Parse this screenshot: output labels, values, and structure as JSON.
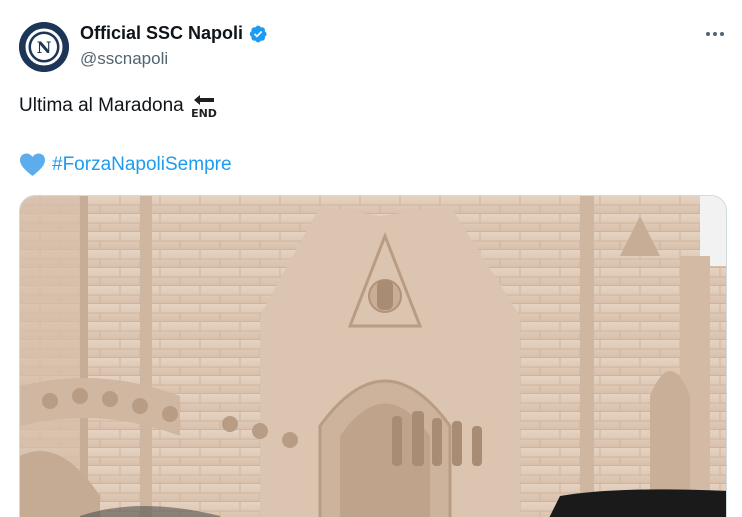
{
  "account": {
    "name": "Official SSC Napoli",
    "handle": "@sscnapoli",
    "avatar_letter": "N",
    "verified_icon": "verified-badge-icon"
  },
  "tweet": {
    "text": "Ultima al Maradona",
    "text_emoji": "end-arrow-emoji",
    "heart_emoji": "blue-heart-emoji",
    "hashtag": "#ForzaNapoliSempre"
  },
  "menu": {
    "icon": "more-icon"
  },
  "media": {
    "description_icon": "photo-cathedral"
  },
  "colors": {
    "text": "#0f1419",
    "secondary": "#536471",
    "link": "#1d9bf0",
    "verified": "#1d9bf0",
    "avatar_bg": "#1d3557"
  }
}
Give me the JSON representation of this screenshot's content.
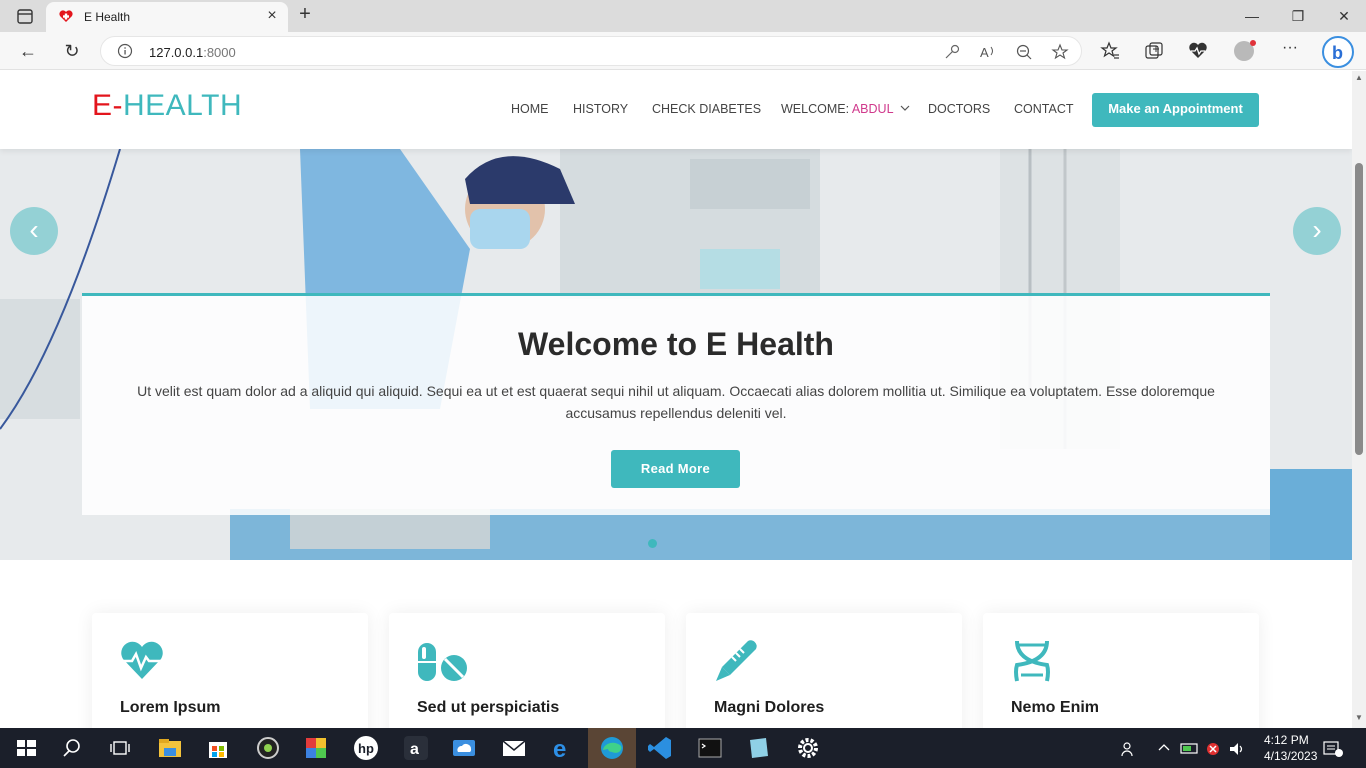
{
  "browser": {
    "tab_title": "E Health",
    "url_host": "127.0.0.1",
    "url_port": ":8000"
  },
  "site": {
    "logo_prefix": "E-",
    "logo_name": "HEALTH",
    "nav": {
      "home": "HOME",
      "history": "HISTORY",
      "check_diabetes": "CHECK DIABETES",
      "welcome_label": "WELCOME: ",
      "welcome_user": "ABDUL",
      "doctors": "DOCTORS",
      "contact": "CONTACT"
    },
    "appointment_button": "Make an Appointment"
  },
  "hero": {
    "title": "Welcome to E Health",
    "text": "Ut velit est quam dolor ad a aliquid qui aliquid. Sequi ea ut et est quaerat sequi nihil ut aliquam. Occaecati alias dolorem mollitia ut. Similique ea voluptatem. Esse doloremque accusamus repellendus deleniti vel.",
    "button": "Read More",
    "prev_glyph": "‹",
    "next_glyph": "›"
  },
  "features": [
    {
      "title": "Lorem Ipsum",
      "icon": "heart-pulse-icon"
    },
    {
      "title": "Sed ut perspiciatis",
      "icon": "pills-icon"
    },
    {
      "title": "Magni Dolores",
      "icon": "thermometer-icon"
    },
    {
      "title": "Nemo Enim",
      "icon": "dna-icon"
    }
  ],
  "taskbar": {
    "time": "4:12 PM",
    "date": "4/13/2023"
  },
  "colors": {
    "accent": "#3fb8bd",
    "logo_red": "#e3151c",
    "highlight": "#d0398c"
  }
}
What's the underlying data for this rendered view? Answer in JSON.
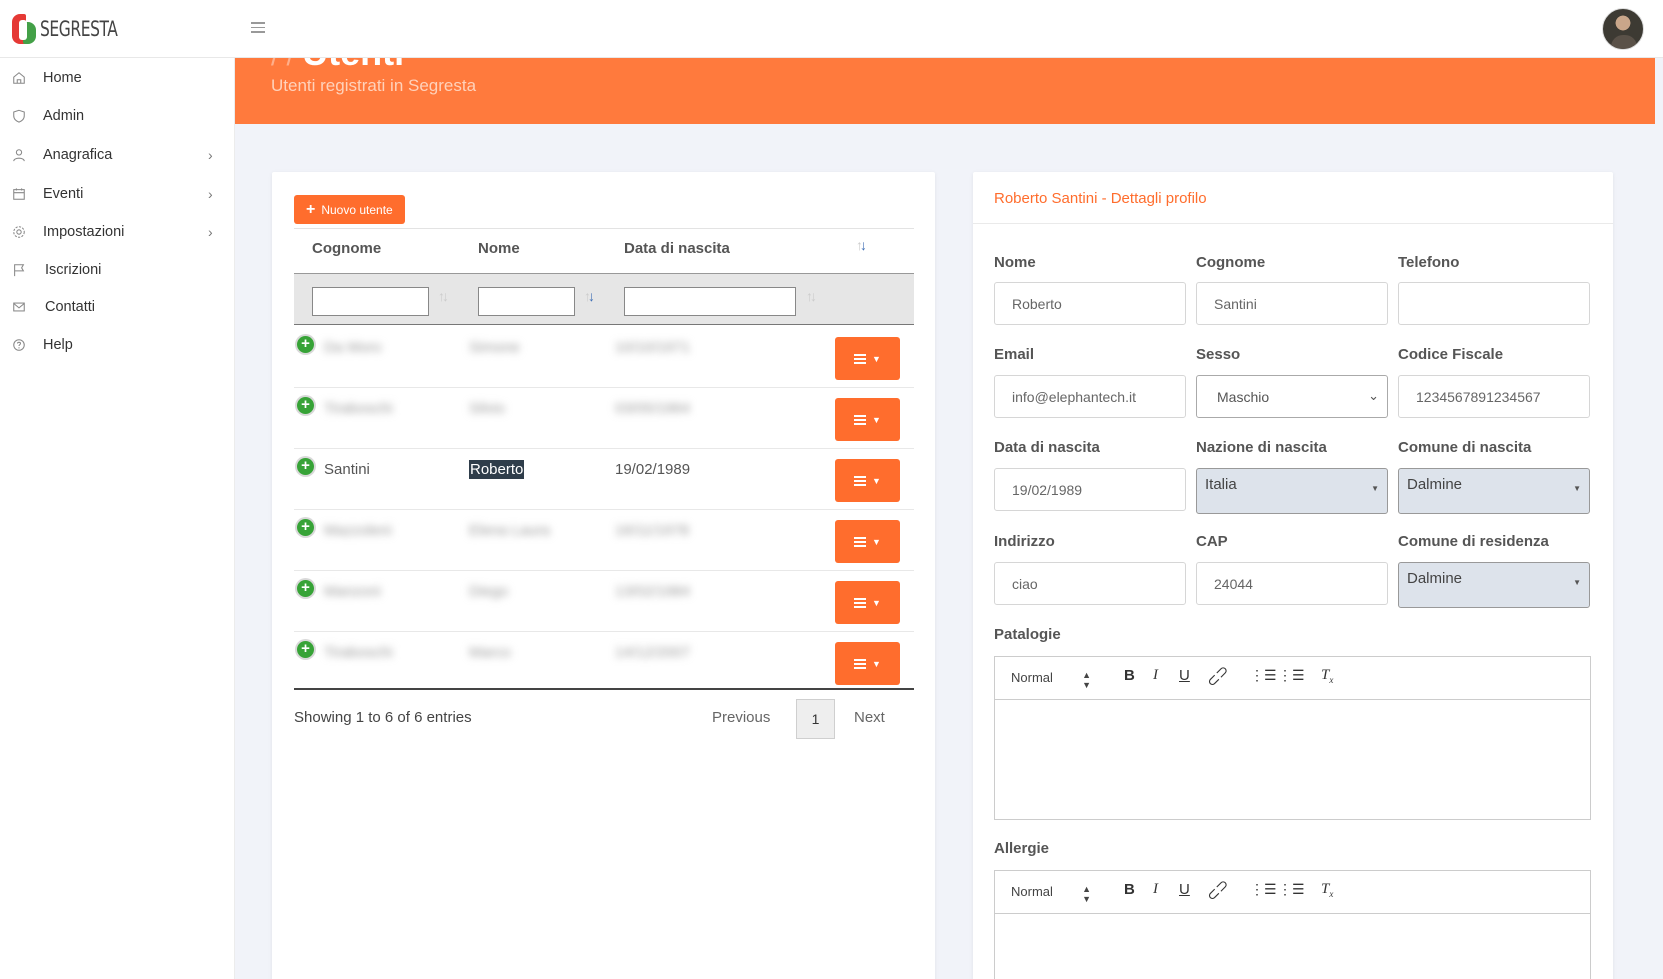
{
  "app": {
    "logo_text": "SEGRESTA"
  },
  "header": {
    "title": "Utenti",
    "subtitle": "Utenti registrati in Segresta"
  },
  "sidebar": {
    "items": [
      {
        "label": "Home",
        "icon": "home-icon",
        "chevron": false
      },
      {
        "label": "Admin",
        "icon": "shield-icon",
        "chevron": false
      },
      {
        "label": "Anagrafica",
        "icon": "user-icon",
        "chevron": true
      },
      {
        "label": "Eventi",
        "icon": "calendar-icon",
        "chevron": true
      },
      {
        "label": "Impostazioni",
        "icon": "gear-icon",
        "chevron": true
      },
      {
        "label": "Iscrizioni",
        "icon": "flag-icon",
        "chevron": false
      },
      {
        "label": "Contatti",
        "icon": "mail-icon",
        "chevron": false
      },
      {
        "label": "Help",
        "icon": "help-icon",
        "chevron": false
      }
    ]
  },
  "users_table": {
    "new_button": "Nuovo utente",
    "columns": [
      "Cognome",
      "Nome",
      "Data di nascita"
    ],
    "rows": [
      {
        "cognome": "Da Moro",
        "nome": "Simone",
        "data": "10/10/1971",
        "blurred": true
      },
      {
        "cognome": "Tiraboschi",
        "nome": "Silvio",
        "data": "03/05/1964",
        "blurred": true
      },
      {
        "cognome": "Santini",
        "nome": "Roberto",
        "data": "19/02/1989",
        "blurred": false
      },
      {
        "cognome": "Mazzoleni",
        "nome": "Elena Laura",
        "data": "16/11/1978",
        "blurred": true
      },
      {
        "cognome": "Manzoni",
        "nome": "Diego",
        "data": "13/02/1984",
        "blurred": true
      },
      {
        "cognome": "Tiraboschi",
        "nome": "Marco",
        "data": "14/12/2007",
        "blurred": true
      }
    ],
    "info": "Showing 1 to 6 of 6 entries",
    "pagination": {
      "previous": "Previous",
      "page": "1",
      "next": "Next"
    }
  },
  "profile": {
    "title": "Roberto Santini - Dettagli profilo",
    "fields": {
      "nome": {
        "label": "Nome",
        "value": "Roberto"
      },
      "cognome": {
        "label": "Cognome",
        "value": "Santini"
      },
      "telefono": {
        "label": "Telefono",
        "value": ""
      },
      "email": {
        "label": "Email",
        "value": "info@elephantech.it"
      },
      "sesso": {
        "label": "Sesso",
        "value": "Maschio"
      },
      "codice_fiscale": {
        "label": "Codice Fiscale",
        "value": "1234567891234567"
      },
      "data_nascita": {
        "label": "Data di nascita",
        "value": "19/02/1989"
      },
      "nazione_nascita": {
        "label": "Nazione di nascita",
        "value": "Italia"
      },
      "comune_nascita": {
        "label": "Comune di nascita",
        "value": "Dalmine"
      },
      "indirizzo": {
        "label": "Indirizzo",
        "value": "ciao"
      },
      "cap": {
        "label": "CAP",
        "value": "24044"
      },
      "comune_residenza": {
        "label": "Comune di residenza",
        "value": "Dalmine"
      }
    },
    "patalogie_label": "Patalogie",
    "allergie_label": "Allergie",
    "editor_format": "Normal"
  },
  "colors": {
    "accent": "#ff6d2d",
    "header": "#ff7a3d",
    "add_row": "#37a337"
  }
}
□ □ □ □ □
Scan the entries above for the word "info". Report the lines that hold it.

## PROBLEM SOLUTION:
    "info": "Showing 1 to 6 of 6 entries",
        "value": "info@elephantech.it"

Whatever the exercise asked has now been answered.